On the everyday reporting rounds in Delhi, Shenoy introduced me to people of all hues—leftists, rightists and centrists—men who were already, or were on the way to become doyens of Kerala and national politics. He knew them all. And, most were his first-name friends.

Not just politicians, his circle of friends included academicians, diplomats, businessmen, civil servants, soldiers, bankers, artists… you name them. He used to entertain them all with free flow of drinks, food (he was a connoisseur of both) and anecdote-laden stories, either in the Press Club or at his home.

He could tolerate anyone, except fools. It was an experience to be around when he was with his two close friends, Mohan Ram, who was a leftist, and Nihal Singh, who was a centrist. I used to think of them—a leftist, a rightist and a centrist.

Always smiling, cordial and gentle, Shenoy also had a short temper. Once a senior politician from Kerala wanted a particular news item to be carried. When he realised that Shenoy was not very keen, he simply dropped the name of K.M. Cherian, who was then chief editor.

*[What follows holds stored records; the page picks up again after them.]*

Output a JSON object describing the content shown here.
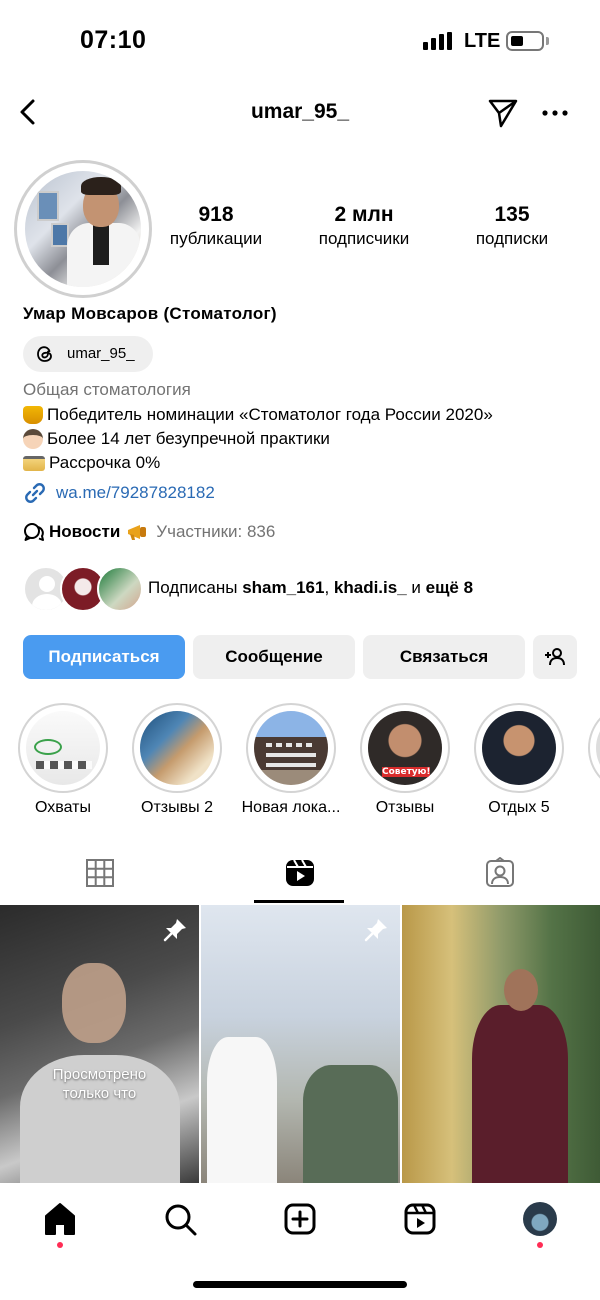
{
  "status_bar": {
    "time": "07:10",
    "network": "LTE"
  },
  "header": {
    "username": "umar_95_"
  },
  "stats": [
    {
      "value": "918",
      "label": "публикации"
    },
    {
      "value": "2 млн",
      "label": "подписчики"
    },
    {
      "value": "135",
      "label": "подписки"
    }
  ],
  "profile": {
    "name": "Умар Мовсаров (Стоматолог)",
    "threads_handle": "umar_95_",
    "category": "Общая стоматология",
    "bio": [
      {
        "icon": "trophy-emoji",
        "text": "Победитель номинации «Стоматолог года России 2020»"
      },
      {
        "icon": "doctor-emoji",
        "text": "Более 14 лет безупречной практики"
      },
      {
        "icon": "credit-card-emoji",
        "text": "Рассрочка 0%"
      }
    ],
    "link": "wa.me/79287828182",
    "channel": {
      "name": "Новости",
      "members": "Участники: 836"
    }
  },
  "followed_by": {
    "prefix": "Подписаны ",
    "user1": "sham_161",
    "sep": ", ",
    "user2": "khadi.is_",
    "and": " и ",
    "more": "ещё 8"
  },
  "actions": {
    "follow": "Подписаться",
    "message": "Сообщение",
    "contact": "Связаться"
  },
  "highlights": [
    {
      "label": "Охваты"
    },
    {
      "label": "Отзывы 2"
    },
    {
      "label": "Новая лока..."
    },
    {
      "label": "Отзывы"
    },
    {
      "label": "Отдых 5"
    },
    {
      "label": "К"
    }
  ],
  "tabs": [
    "grid-tab",
    "reels-tab",
    "tagged-tab"
  ],
  "posts": [
    {
      "pinned": true,
      "overlay_line1": "Просмотрено",
      "overlay_line2": "только что"
    },
    {
      "pinned": true
    },
    {
      "pinned": false
    }
  ],
  "colors": {
    "accent": "#4a9bf0",
    "link": "#2a6ab4",
    "secondary_text": "#737373",
    "notification_dot": "#ff2d55"
  }
}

Our relationship extended to our families. Even when I had to take an early morning train, Shenoy would personally drive me to the station in the biting cold. We got closer when he had to be away in England on a Thomson Foundation scholarship. He asked me to look after his son Ajith, whom I grew very fond of, and who called me uncle.

As the Delhi bureau chief of THE WEEK, and later its editor, Shenoy carved a niche for the magazine in the national mediascape. He managed interviews with the high and the mighty, and led the political reporting team with élan. Even after he left us to join Sunday Mail for a brief while, and then to pursue his political interests, he contributed a column to THE WEEK. His Last Word, always composed in the typical crisp Shenoy style of short sentences, still remains one of the most popular columns ever.

I remember well his daughter Sujata’s wedding, which also witnessed a surprise political marriage. At the wedding day breakfast, he placed me between L.K. Advani and Kanshi Ram. Advani had always been his close friend and they had been ideological comrades. But few knew till then that Shenoy had also been a close friend of Kanshi Ram, long before Delhi’s politicians and journalists had known of his existence. It was at that wedding in 1995 that Shenoy brokered a political alliance between the BJP and the BSP, which would lead to the formation of Mayawati’s first government in Uttar Pradesh.

I always knew that Shenoy, despite being a very rational person, also had an emotional side. But the first time I saw him break down was when he came to see us on the day we lost our father—August 1, 2010. He went round the coffin, paid obeisance, and broke down.

Later Shenoy told me that my father had not only given him a job, but also saved his job. Sometime in the 1970s or early 1980s, Indira Gandhi’s PMO had been quite upset about Shenoy’s critical writings. One day, Mrs Gandhi’s all-powerful principal secretary P.C. Alexander, who was a very close family friend of ours, asked my father to sack Shenoy. “Over my dead body,” was my father’s retort. Interestingly, my father never told Shenoy about it. Shenoy learnt of it from his sources in the PMO.